Exercise details >>
Could you write out the records below exactly, without omitting a line?

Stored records
[Start of section]
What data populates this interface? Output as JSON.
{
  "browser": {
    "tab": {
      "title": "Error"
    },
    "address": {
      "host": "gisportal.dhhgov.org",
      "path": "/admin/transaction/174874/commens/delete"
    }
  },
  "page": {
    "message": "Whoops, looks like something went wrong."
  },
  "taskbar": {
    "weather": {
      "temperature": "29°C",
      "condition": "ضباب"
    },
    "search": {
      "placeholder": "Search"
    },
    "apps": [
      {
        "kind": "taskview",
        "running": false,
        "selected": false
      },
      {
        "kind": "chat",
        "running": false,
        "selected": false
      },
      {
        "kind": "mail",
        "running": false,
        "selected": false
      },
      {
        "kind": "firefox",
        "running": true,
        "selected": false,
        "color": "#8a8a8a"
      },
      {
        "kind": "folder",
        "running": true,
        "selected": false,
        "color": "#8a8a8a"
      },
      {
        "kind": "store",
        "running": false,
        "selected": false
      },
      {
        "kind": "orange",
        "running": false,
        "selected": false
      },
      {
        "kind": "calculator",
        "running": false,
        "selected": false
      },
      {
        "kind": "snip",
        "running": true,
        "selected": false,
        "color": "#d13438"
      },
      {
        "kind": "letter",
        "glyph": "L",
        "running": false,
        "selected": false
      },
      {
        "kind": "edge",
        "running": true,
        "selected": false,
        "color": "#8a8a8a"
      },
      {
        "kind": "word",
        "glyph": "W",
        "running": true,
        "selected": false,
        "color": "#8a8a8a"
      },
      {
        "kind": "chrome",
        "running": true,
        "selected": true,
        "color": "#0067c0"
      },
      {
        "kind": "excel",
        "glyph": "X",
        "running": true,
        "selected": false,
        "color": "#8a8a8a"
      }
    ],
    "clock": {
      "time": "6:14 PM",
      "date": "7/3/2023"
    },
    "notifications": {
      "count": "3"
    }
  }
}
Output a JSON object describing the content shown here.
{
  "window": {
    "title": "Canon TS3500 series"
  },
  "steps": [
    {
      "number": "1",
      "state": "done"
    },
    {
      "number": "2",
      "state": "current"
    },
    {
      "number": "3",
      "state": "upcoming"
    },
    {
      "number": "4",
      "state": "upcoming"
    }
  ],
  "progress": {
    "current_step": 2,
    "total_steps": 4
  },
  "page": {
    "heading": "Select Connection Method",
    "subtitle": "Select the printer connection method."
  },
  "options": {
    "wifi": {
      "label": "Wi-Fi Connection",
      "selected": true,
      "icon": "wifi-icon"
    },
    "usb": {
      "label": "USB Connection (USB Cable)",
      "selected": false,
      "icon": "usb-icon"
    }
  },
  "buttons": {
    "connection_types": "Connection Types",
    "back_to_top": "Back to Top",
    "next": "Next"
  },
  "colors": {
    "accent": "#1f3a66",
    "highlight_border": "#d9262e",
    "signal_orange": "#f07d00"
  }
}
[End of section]
Output below >>
What data populates this interface? Output as JSON.
{
  "browser": {
    "tab": {
      "title": "Error"
    },
    "address": {
      "host": "gisportal.dhhgov.org",
      "path": "/admin/transaction/174874/commens/delete"
    }
  },
  "page": {
    "message": "Whoops, looks like something went wrong."
  },
  "taskbar": {
    "weather": {
      "temperature": "29°C",
      "condition": "ضباب"
    },
    "search": {
      "placeholder": "Search"
    },
    "apps": [
      {
        "kind": "taskview",
        "running": false,
        "selected": false
      },
      {
        "kind": "chat",
        "running": false,
        "selected": false
      },
      {
        "kind": "mail",
        "running": false,
        "selected": false
      },
      {
        "kind": "firefox",
        "running": true,
        "selected": false,
        "color": "#8a8a8a"
      },
      {
        "kind": "folder",
        "running": true,
        "selected": false,
        "color": "#8a8a8a"
      },
      {
        "kind": "store",
        "running": false,
        "selected": false
      },
      {
        "kind": "orange",
        "running": false,
        "selected": false
      },
      {
        "kind": "calculator",
        "running": false,
        "selected": false
      },
      {
        "kind": "snip",
        "running": true,
        "selected": false,
        "color": "#d13438"
      },
      {
        "kind": "letter",
        "glyph": "L",
        "running": false,
        "selected": false
      },
      {
        "kind": "edge",
        "running": true,
        "selected": false,
        "color": "#8a8a8a"
      },
      {
        "kind": "word",
        "glyph": "W",
        "running": true,
        "selected": false,
        "color": "#8a8a8a"
      },
      {
        "kind": "chrome",
        "running": true,
        "selected": true,
        "color": "#0067c0"
      },
      {
        "kind": "excel",
        "glyph": "X",
        "running": true,
        "selected": false,
        "color": "#8a8a8a"
      }
    ],
    "clock": {
      "time": "6:14 PM",
      "date": "7/3/2023"
    },
    "notifications": {
      "count": "3"
    }
  }
}
Output a JSON object describing the content shown here.
{
  "window": {
    "title": "Canon TS3500 series"
  },
  "steps": [
    {
      "number": "1",
      "state": "done"
    },
    {
      "number": "2",
      "state": "current"
    },
    {
      "number": "3",
      "state": "upcoming"
    },
    {
      "number": "4",
      "state": "upcoming"
    }
  ],
  "progress": {
    "current_step": 2,
    "total_steps": 4
  },
  "page": {
    "heading": "Select Connection Method",
    "subtitle": "Select the printer connection method."
  },
  "options": {
    "wifi": {
      "label": "Wi-Fi Connection",
      "selected": true,
      "icon": "wifi-icon"
    },
    "usb": {
      "label": "USB Connection (USB Cable)",
      "selected": false,
      "icon": "usb-icon"
    }
  },
  "buttons": {
    "connection_types": "Connection Types",
    "back_to_top": "Back to Top",
    "next": "Next"
  },
  "colors": {
    "accent": "#1f3a66",
    "highlight_border": "#d9262e",
    "signal_orange": "#f07d00"
  }
}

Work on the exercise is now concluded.